Would you reproduce all of the entries exactly?

(MATERIAL PROVIDED)
- - -

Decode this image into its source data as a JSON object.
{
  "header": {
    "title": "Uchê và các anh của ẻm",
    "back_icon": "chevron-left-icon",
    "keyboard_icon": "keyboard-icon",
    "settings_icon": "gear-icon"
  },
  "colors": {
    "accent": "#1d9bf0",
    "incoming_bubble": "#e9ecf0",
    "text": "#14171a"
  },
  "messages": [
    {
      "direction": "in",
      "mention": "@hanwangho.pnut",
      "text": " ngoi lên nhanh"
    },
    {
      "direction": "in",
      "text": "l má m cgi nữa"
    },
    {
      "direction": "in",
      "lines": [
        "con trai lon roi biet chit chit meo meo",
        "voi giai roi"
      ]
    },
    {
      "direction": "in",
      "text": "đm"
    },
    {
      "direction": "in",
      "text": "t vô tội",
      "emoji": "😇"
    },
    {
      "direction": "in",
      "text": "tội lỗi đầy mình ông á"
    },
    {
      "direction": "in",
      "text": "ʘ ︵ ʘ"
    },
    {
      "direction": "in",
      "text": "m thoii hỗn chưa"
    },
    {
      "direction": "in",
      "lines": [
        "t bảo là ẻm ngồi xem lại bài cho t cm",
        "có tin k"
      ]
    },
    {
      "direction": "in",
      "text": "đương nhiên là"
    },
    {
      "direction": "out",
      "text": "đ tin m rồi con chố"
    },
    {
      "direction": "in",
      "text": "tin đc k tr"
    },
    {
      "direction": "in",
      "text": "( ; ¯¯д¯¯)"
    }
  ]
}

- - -

(EXERCISE RESULT)
Decode this image into its source data as a JSON object.
{
  "header": {
    "title": "Uchê và các anh của ẻm",
    "back_icon": "chevron-left-icon",
    "keyboard_icon": "keyboard-icon",
    "settings_icon": "gear-icon"
  },
  "colors": {
    "accent": "#1d9bf0",
    "incoming_bubble": "#e9ecf0",
    "text": "#14171a"
  },
  "messages": [
    {
      "direction": "in",
      "mention": "@hanwangho.pnut",
      "text": " ngoi lên nhanh"
    },
    {
      "direction": "in",
      "text": "l má m cgi nữa"
    },
    {
      "direction": "in",
      "lines": [
        "con trai lon roi biet chit chit meo meo",
        "voi giai roi"
      ]
    },
    {
      "direction": "in",
      "text": "đm"
    },
    {
      "direction": "in",
      "text": "t vô tội",
      "emoji": "😇"
    },
    {
      "direction": "in",
      "text": "tội lỗi đầy mình ông á"
    },
    {
      "direction": "in",
      "text": "ʘ ︵ ʘ"
    },
    {
      "direction": "in",
      "text": "m thoii hỗn chưa"
    },
    {
      "direction": "in",
      "lines": [
        "t bảo là ẻm ngồi xem lại bài cho t cm",
        "có tin k"
      ]
    },
    {
      "direction": "in",
      "text": "đương nhiên là"
    },
    {
      "direction": "out",
      "text": "đ tin m rồi con chố"
    },
    {
      "direction": "in",
      "text": "tin đc k tr"
    },
    {
      "direction": "in",
      "text": "( ; ¯¯д¯¯)"
    }
  ]
}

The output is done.